As the author of young adult novels that tackle gritty and difficult subject matter, I am often asked why I write what I do. What I think fuels my desire to write about these topics more than anything is the idea that life can be challenging, and reading about real issues is important. We need to know that we are not alone in our struggles, and that no matter how dire things may seem, there will be brighter days ahead. I hope that when the characters in my novels dream beyond their current circumstance, it inspires the reader to do the same.
As a child I was fascinated by mysteries. This clearly originated in my reading, from Trixie Belden and Nancy Drew, to Enid Blyton’s adventure, and later every single Agatha Christie novel. When I was ten, I started my own sleuthing club, the Amateur Detective Club. My sister and best friend and I even followed a pickle trail once.
The concept for Missing Piece, the final book of my Spell Crossed trilogy, wound up radiating through not only the plot and the characters but the form the novel took and the process of writing it.
Two of the main characters, Xemion and Tharfen, have previously had a collision in the frictionless borough of Shissilill. As a result, they have each come away with a piece of the other magically embedded in them. Much of the action of the book tells the tale of how Tharfen goes about trying to recover her missing piece.
When people ask me how I came to write a novel — And Then the Sky Exploded — about the bomb that was dropped on the city of Hiroshima, Japan, on August 6, 1945, and the devastation that followed, I have to be honest and admit I’m not really sure.
Tell us a little about the overarching theme of your work, and why you felt compelled to explore it.
Inspiration for a book comes from unexpected places, and from every era in an author’s life. I’ll share two parallel examples with you.

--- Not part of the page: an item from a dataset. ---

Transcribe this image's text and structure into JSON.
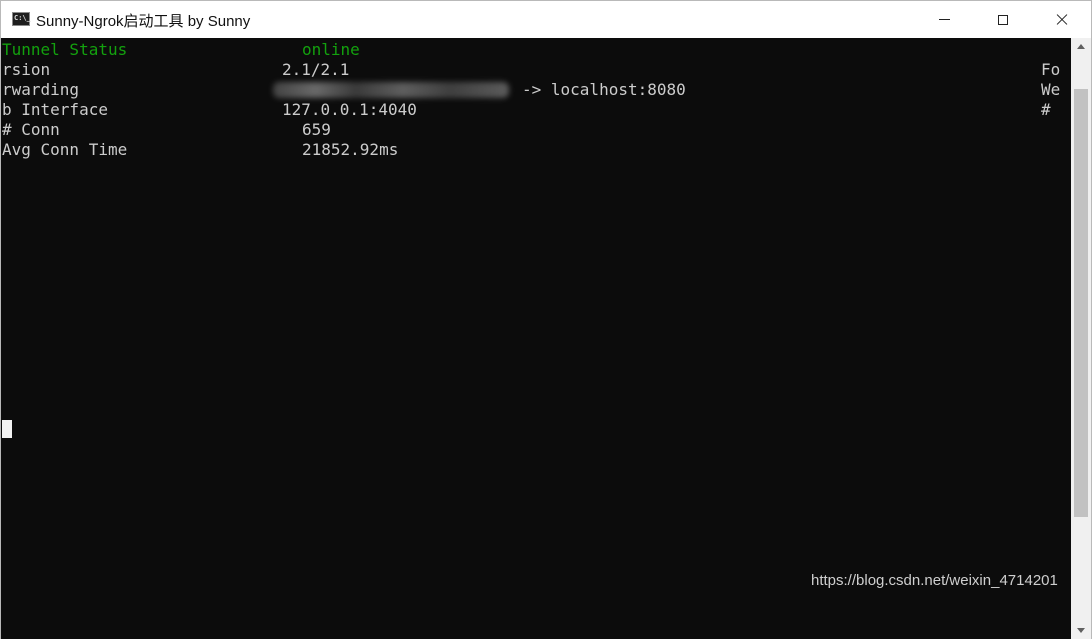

When I first had the idea to write Hawk, I knew I would have to go to the Oil Sands and see it with my own eyes. I'd done a lot of online research and had already decided that my protagonist would come from the remote First Nations Community of Fort Chipewyan, down-steam of the oil sands industry where according to Mr. Google there was a lot of sickness, including cancer, thought by some to be related to toxins from the industry.
I'm not a gamer.
I was raised on an NES with a bootleg cartridge of more than three hundred games - most of which were glitchy beyond recognition, but several of which were actually playable. I spent hours mastering Tetris and my favourite side-scroller, Circus Troupe (which, upon further googling may have actually been called Circus Charlie on copies that weren't super illegal). I dabbled in Mario Brothers, Pac Man and (the unfortunately named) Pooyan.
But I'm not a gamer.